Elsevier, EClinicalMedicine, Volume 32, February 2021
Sleep disruption and Alzheimer's disease risk: Inferences from men with benign prostatic hyperplasia: Benign prostatic hyperplasia and dementia
Background: Sleep disturbances may increase risks of Alzheimer's disease (AD) and other dementias. Benign prostatic hyperplasia (BPH) is usually associated with lower urinary tract symptoms, including nocturia, and thereby disturbed sleep. We examined if men with BPH are at increased risk of AD and all-cause dementia. Methods: In a Danish nationwide cohort (1996–2016), we identified 297,026 men with BPH, defined by inpatient or outpatient hospital diagnosis or by BPH-related surgical or medical treatment, and 1,107,176 men from the general population matched by birth year.
Elsevier, Frontiers in Neuroendocrinology, Volume 60, January 2021
Sex and gender differences in cognitive and brain reserve: Implications for Alzheimer's disease in women
Women represent ⅔ of the cases of Alzheimer's disease (AD). Current research has focused on differential risks to explain higher rates of AD in women. However, factors that reduce risk for AD, like cognitive/brain reserve, are less well explored. We asked: what is known about sex and gender differences in how reserve mitigates risk for AD?
Elsevier, Journal of Steroid Biochemistry and Molecular Biology, Volume 205, January 2021
Cholesterol metabolites and plant sterols in cerebrospinal fluid are associated with Alzheimer's cerebral pathology and clinical disease progression

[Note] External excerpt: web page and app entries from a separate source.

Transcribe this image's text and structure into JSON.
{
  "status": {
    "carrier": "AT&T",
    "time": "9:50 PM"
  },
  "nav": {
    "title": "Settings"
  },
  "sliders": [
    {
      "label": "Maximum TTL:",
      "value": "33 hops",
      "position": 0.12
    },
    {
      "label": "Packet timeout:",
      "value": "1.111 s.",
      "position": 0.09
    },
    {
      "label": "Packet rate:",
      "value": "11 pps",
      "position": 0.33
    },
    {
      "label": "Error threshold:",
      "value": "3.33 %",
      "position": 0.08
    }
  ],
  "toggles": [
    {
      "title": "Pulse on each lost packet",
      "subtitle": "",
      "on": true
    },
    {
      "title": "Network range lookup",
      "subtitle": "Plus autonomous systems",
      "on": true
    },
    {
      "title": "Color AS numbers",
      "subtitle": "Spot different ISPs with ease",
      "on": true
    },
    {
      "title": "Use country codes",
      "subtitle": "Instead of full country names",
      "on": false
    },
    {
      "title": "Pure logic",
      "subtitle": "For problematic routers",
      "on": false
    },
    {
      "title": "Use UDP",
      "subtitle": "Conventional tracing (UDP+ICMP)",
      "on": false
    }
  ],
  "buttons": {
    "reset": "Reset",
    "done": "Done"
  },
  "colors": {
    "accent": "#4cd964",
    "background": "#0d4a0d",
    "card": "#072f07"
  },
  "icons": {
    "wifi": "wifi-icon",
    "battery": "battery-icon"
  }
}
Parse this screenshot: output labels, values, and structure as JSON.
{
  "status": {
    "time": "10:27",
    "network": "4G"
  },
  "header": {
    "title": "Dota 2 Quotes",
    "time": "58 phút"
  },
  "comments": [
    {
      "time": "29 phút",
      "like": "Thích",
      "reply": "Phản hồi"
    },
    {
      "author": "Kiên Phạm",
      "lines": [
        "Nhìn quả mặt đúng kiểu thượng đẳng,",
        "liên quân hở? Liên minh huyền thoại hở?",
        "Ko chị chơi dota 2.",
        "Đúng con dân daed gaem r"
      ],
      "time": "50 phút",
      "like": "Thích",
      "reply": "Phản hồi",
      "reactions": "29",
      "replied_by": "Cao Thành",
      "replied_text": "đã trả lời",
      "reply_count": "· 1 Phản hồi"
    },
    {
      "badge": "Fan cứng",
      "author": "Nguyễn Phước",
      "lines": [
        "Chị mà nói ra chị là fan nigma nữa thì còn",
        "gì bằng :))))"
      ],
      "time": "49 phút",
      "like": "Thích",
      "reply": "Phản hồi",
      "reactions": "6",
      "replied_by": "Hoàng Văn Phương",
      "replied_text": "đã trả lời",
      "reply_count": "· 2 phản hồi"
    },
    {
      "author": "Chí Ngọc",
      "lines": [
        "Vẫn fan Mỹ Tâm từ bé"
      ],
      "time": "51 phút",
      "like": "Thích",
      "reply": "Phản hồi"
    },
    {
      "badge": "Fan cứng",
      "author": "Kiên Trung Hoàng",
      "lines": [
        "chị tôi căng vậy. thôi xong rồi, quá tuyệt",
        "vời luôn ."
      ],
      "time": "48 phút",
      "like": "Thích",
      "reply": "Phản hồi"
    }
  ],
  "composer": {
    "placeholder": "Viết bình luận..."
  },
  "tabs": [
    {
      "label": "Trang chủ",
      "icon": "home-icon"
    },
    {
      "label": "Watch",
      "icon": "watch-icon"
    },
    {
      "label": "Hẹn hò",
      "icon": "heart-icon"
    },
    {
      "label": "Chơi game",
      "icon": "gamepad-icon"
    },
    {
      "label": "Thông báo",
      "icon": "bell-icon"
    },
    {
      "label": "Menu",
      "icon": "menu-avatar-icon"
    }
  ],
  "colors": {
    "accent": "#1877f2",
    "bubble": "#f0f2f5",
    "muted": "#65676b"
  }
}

Background and Purpose: Altered cholesterol metabolism is associated with increased risk of neurodegeneration and in particular with the development of Alzheimer's disease (AD). Here, we investigate whether non-cholesterol sterols and oxysterols in the central nervous system are associated with (i) the presence of cerebral AD pathology, (ii) distinct aspects of AD pathology, i.e. amyloid pathology, neuronal injury, and tau pathology, and (iii) cognitive decline over time.